Well, it's a stone that I love, not just for its history but for how it is made...
Garnet Topped Doublets (or GTDs) have a thin slice of red garnet fused to the surface of molten glass – no glue is used. Once it has been cut and polished the join line may be seen in the crown facets of the stone rather than at the girdle as you might spot in other composite stones.
As garnet is harder than glass – 7.5 as opposed to 6 – it makes the table of the stone more resistant to wear and may have natural garnet inclusions giving the appearance of a natural stone on first glance.
First used around 1850, they may be found in antique jewellery imitating emeralds, sapphires or rubies, depending on the colour of the glass used.
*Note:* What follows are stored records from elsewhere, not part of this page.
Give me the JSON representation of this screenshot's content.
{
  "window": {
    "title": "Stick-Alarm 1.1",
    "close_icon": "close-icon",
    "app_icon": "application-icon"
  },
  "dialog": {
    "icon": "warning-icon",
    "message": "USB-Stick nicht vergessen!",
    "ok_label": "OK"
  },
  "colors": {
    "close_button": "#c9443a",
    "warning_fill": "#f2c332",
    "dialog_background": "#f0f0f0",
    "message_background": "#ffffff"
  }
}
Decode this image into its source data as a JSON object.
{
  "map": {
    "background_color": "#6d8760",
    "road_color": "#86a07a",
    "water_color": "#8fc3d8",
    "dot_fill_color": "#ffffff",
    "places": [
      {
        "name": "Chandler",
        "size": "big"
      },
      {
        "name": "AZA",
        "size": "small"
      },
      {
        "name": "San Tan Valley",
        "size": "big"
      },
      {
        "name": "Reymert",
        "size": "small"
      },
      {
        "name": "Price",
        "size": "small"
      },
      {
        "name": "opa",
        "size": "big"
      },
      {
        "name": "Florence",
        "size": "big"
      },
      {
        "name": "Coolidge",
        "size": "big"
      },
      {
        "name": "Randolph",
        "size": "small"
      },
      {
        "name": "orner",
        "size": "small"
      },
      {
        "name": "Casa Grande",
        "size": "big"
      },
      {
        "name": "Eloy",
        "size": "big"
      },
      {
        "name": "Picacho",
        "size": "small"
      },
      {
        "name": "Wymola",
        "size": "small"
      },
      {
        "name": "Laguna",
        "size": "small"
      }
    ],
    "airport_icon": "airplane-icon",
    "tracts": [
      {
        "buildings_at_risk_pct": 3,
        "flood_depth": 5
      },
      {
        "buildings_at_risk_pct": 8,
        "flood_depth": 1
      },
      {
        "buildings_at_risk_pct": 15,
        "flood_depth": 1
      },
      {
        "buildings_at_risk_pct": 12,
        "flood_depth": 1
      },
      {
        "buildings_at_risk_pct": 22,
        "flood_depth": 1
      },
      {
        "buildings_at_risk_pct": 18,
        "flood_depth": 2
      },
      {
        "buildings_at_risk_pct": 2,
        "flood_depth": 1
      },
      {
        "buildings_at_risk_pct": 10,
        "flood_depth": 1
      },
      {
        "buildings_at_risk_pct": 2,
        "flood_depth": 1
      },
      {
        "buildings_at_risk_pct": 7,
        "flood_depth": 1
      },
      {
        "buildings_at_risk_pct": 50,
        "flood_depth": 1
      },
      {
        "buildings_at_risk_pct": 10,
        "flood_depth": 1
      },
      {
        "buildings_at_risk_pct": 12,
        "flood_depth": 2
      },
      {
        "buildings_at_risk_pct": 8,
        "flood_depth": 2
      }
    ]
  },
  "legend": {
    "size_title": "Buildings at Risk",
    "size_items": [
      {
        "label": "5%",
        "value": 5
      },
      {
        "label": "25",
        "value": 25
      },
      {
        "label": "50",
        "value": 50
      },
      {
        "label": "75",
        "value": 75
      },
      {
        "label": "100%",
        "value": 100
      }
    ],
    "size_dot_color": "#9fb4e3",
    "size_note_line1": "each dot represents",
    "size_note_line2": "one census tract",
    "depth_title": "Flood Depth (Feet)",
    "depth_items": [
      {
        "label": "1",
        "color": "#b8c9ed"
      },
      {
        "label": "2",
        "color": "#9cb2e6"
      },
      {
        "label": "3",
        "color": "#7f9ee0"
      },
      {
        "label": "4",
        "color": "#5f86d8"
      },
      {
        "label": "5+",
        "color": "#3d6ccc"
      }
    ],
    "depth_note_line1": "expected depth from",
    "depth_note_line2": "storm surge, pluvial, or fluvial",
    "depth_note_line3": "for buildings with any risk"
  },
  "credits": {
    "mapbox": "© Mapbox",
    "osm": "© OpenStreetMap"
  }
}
Interesting that the red of the garnet does not affect the perceived colour of the stone, for example, the red garnet and blue glass do not look like a purple stone... My favourite thing about this stone is that if you place it, table down, on a piece of white paper you may see a red halo around the girdle – feels a bit like a magic trick.